(Items from a data source)
——
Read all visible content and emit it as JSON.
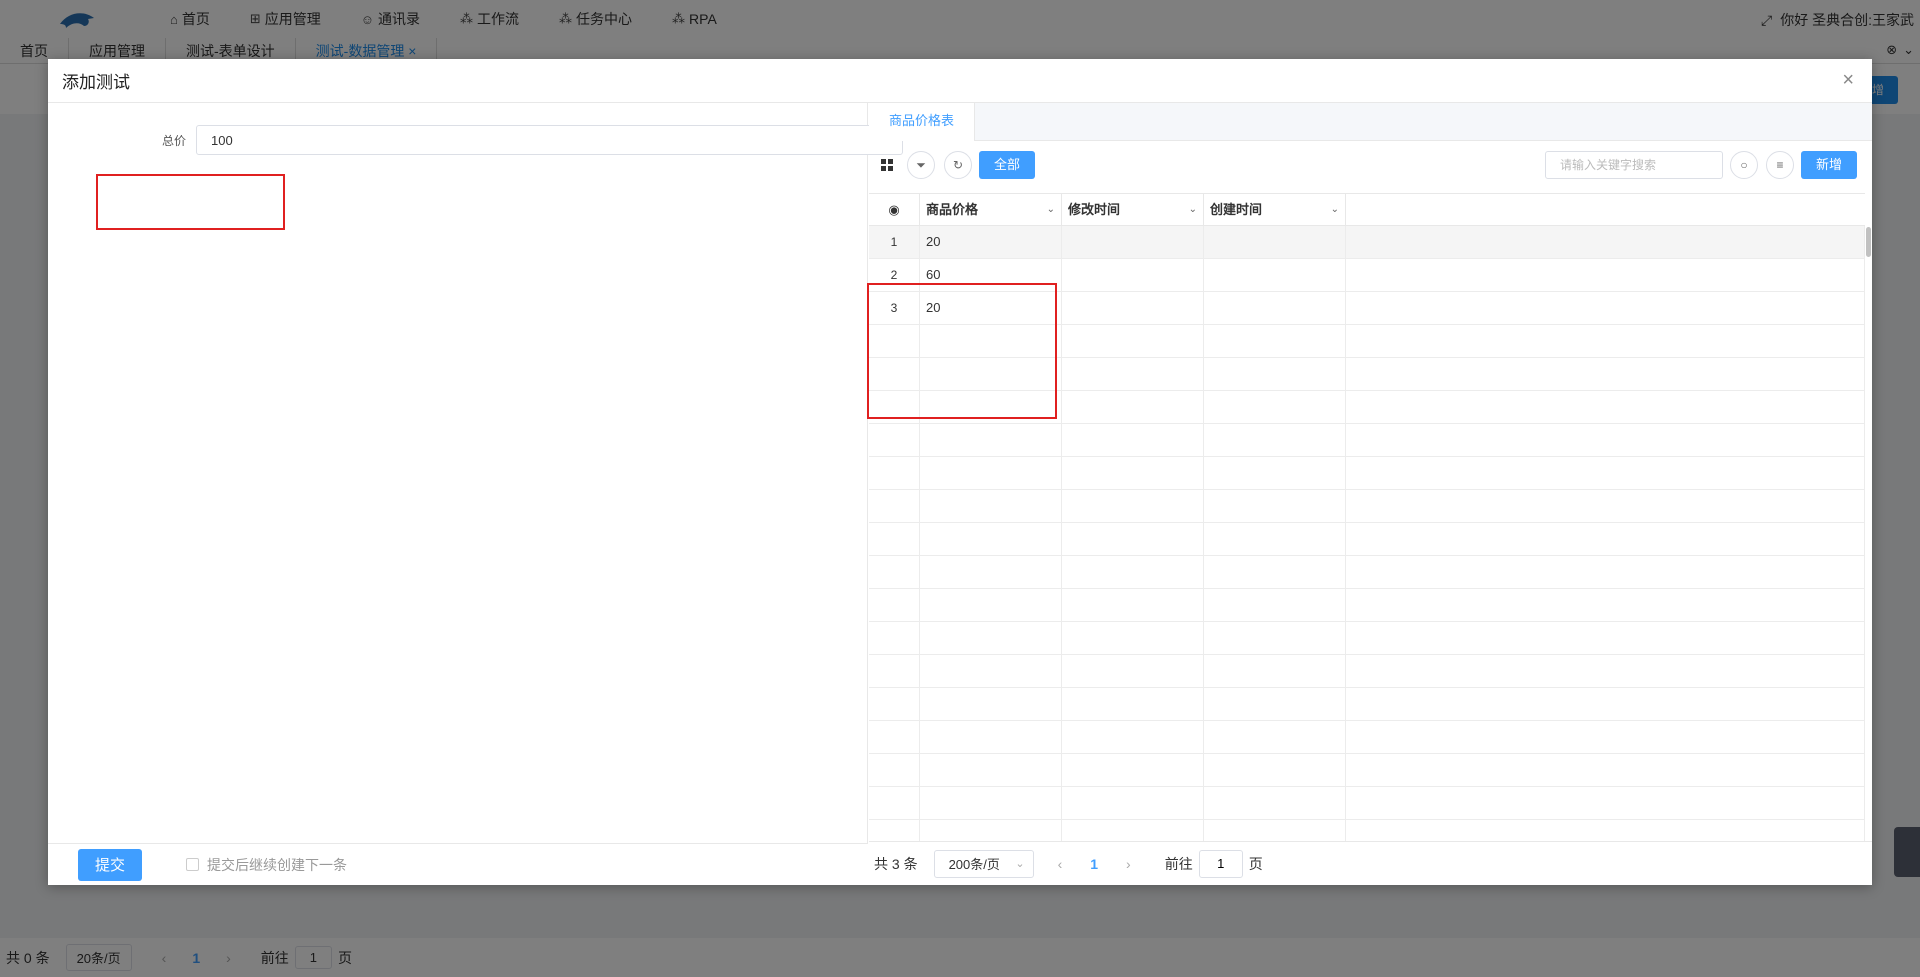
{
  "app": {
    "nav": [
      {
        "icon": "home-icon",
        "label": "首页"
      },
      {
        "icon": "apps-icon",
        "label": "应用管理"
      },
      {
        "icon": "contacts-icon",
        "label": "通讯录"
      },
      {
        "icon": "workflow-icon",
        "label": "工作流"
      },
      {
        "icon": "task-icon",
        "label": "任务中心"
      },
      {
        "icon": "rpa-icon",
        "label": "RPA"
      }
    ],
    "greeting": "你好 圣典合创:王家武",
    "tabs": [
      "首页",
      "应用管理",
      "测试-表单设计",
      "测试-数据管理"
    ],
    "active_tab_close": "×",
    "bg_new_label": "增",
    "bg_footer": {
      "total": "共 0 条",
      "page_size": "20条/页",
      "current_page": "1",
      "goto_label": "前往",
      "goto_value": "1",
      "page_label": "页"
    }
  },
  "dialog": {
    "title": "添加测试",
    "close": "×",
    "form": {
      "total_label": "总价",
      "total_value": "100"
    },
    "submit_label": "提交",
    "continue_label": "提交后继续创建下一条"
  },
  "subtable": {
    "tab_label": "商品价格表",
    "all_label": "全部",
    "search_placeholder": "请输入关键字搜索",
    "new_label": "新增",
    "columns": [
      "商品价格",
      "修改时间",
      "创建时间"
    ],
    "rows": [
      {
        "index": "1",
        "price": "20",
        "modified": "",
        "created": ""
      },
      {
        "index": "2",
        "price": "60",
        "modified": "",
        "created": ""
      },
      {
        "index": "3",
        "price": "20",
        "modified": "",
        "created": ""
      }
    ],
    "footer": {
      "total": "共 3 条",
      "page_size": "200条/页",
      "current_page": "1",
      "goto_label": "前往",
      "goto_value": "1",
      "page_label": "页"
    }
  },
  "colors": {
    "primary": "#409eff",
    "highlight": "#e02020"
  }
}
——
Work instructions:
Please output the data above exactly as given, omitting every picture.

Reply to the exercise:
Read all visible content and emit it as JSON.
{
  "app": {
    "nav": [
      {
        "icon": "home-icon",
        "label": "首页"
      },
      {
        "icon": "apps-icon",
        "label": "应用管理"
      },
      {
        "icon": "contacts-icon",
        "label": "通讯录"
      },
      {
        "icon": "workflow-icon",
        "label": "工作流"
      },
      {
        "icon": "task-icon",
        "label": "任务中心"
      },
      {
        "icon": "rpa-icon",
        "label": "RPA"
      }
    ],
    "greeting": "你好 圣典合创:王家武",
    "tabs": [
      "首页",
      "应用管理",
      "测试-表单设计",
      "测试-数据管理"
    ],
    "active_tab_close": "×",
    "bg_new_label": "增",
    "bg_footer": {
      "total": "共 0 条",
      "page_size": "20条/页",
      "current_page": "1",
      "goto_label": "前往",
      "goto_value": "1",
      "page_label": "页"
    }
  },
  "dialog": {
    "title": "添加测试",
    "close": "×",
    "form": {
      "total_label": "总价",
      "total_value": "100"
    },
    "submit_label": "提交",
    "continue_label": "提交后继续创建下一条"
  },
  "subtable": {
    "tab_label": "商品价格表",
    "all_label": "全部",
    "search_placeholder": "请输入关键字搜索",
    "new_label": "新增",
    "columns": [
      "商品价格",
      "修改时间",
      "创建时间"
    ],
    "rows": [
      {
        "index": "1",
        "price": "20",
        "modified": "",
        "created": ""
      },
      {
        "index": "2",
        "price": "60",
        "modified": "",
        "created": ""
      },
      {
        "index": "3",
        "price": "20",
        "modified": "",
        "created": ""
      }
    ],
    "footer": {
      "total": "共 3 条",
      "page_size": "200条/页",
      "current_page": "1",
      "goto_label": "前往",
      "goto_value": "1",
      "page_label": "页"
    }
  },
  "colors": {
    "primary": "#409eff",
    "highlight": "#e02020"
  }
}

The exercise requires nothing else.